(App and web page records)

= Beginning of Section =

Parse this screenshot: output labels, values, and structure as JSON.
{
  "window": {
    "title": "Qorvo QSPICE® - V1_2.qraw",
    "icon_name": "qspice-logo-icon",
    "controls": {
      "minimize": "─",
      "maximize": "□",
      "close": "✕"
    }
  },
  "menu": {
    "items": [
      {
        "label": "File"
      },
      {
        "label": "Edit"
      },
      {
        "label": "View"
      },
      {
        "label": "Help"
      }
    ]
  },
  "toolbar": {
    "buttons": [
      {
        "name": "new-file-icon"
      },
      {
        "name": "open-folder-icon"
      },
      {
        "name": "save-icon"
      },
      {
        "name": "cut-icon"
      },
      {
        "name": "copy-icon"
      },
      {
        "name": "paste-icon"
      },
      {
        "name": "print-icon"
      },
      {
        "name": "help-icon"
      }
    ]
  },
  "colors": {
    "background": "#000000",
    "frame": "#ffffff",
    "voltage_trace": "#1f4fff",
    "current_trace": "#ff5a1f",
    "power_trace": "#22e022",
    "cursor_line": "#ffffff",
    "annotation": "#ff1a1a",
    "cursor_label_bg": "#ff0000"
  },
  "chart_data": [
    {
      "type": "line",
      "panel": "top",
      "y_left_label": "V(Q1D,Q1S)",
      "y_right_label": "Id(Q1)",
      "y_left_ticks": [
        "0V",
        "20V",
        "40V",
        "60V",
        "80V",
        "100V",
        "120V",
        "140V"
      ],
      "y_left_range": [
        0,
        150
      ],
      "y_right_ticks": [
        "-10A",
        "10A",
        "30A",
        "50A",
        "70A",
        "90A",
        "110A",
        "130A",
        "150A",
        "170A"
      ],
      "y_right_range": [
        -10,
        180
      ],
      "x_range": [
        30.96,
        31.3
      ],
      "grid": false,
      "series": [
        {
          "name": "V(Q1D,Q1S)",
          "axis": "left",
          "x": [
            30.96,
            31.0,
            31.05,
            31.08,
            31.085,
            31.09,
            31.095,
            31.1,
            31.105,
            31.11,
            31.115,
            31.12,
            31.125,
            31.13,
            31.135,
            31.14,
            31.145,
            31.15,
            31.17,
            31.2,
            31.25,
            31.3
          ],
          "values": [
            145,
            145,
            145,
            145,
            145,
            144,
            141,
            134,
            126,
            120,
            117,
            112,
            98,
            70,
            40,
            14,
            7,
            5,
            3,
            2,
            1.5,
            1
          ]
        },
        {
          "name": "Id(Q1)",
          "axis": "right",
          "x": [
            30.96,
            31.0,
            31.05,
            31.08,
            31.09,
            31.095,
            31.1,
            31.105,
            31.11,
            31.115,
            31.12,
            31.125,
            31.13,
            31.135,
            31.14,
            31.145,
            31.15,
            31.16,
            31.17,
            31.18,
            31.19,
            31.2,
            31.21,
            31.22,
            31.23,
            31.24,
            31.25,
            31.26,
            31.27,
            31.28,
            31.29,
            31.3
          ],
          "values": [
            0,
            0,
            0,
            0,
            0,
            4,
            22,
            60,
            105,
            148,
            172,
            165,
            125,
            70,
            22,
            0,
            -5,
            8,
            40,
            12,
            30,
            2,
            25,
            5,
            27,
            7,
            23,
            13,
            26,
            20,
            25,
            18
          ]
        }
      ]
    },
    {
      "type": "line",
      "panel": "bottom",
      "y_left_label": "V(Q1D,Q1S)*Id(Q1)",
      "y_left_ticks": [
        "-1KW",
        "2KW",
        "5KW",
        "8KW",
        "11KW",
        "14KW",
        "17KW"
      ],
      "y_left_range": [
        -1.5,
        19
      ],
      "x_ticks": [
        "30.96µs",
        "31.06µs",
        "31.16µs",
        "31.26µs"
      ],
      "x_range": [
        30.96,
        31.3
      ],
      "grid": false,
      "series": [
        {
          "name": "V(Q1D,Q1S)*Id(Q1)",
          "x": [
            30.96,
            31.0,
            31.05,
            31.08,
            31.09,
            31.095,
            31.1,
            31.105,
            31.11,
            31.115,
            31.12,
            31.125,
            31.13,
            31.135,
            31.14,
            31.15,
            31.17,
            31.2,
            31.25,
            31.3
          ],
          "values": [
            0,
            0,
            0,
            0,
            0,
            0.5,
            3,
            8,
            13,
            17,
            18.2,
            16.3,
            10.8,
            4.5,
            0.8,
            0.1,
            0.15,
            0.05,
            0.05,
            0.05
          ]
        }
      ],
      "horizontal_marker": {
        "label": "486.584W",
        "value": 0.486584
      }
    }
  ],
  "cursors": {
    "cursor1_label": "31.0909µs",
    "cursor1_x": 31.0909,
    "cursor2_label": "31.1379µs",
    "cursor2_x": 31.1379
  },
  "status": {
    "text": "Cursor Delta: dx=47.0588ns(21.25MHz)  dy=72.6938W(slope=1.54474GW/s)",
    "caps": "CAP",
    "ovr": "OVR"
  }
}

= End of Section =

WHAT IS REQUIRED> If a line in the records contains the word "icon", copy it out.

TASK OUTPUT>
    "icon_name": "qspice-logo-icon",
        "name": "new-file-icon"
        "name": "open-folder-icon"
        "name": "save-icon"
        "name": "cut-icon"
        "name": "copy-icon"
        "name": "paste-icon"
        "name": "print-icon"
        "name": "help-icon"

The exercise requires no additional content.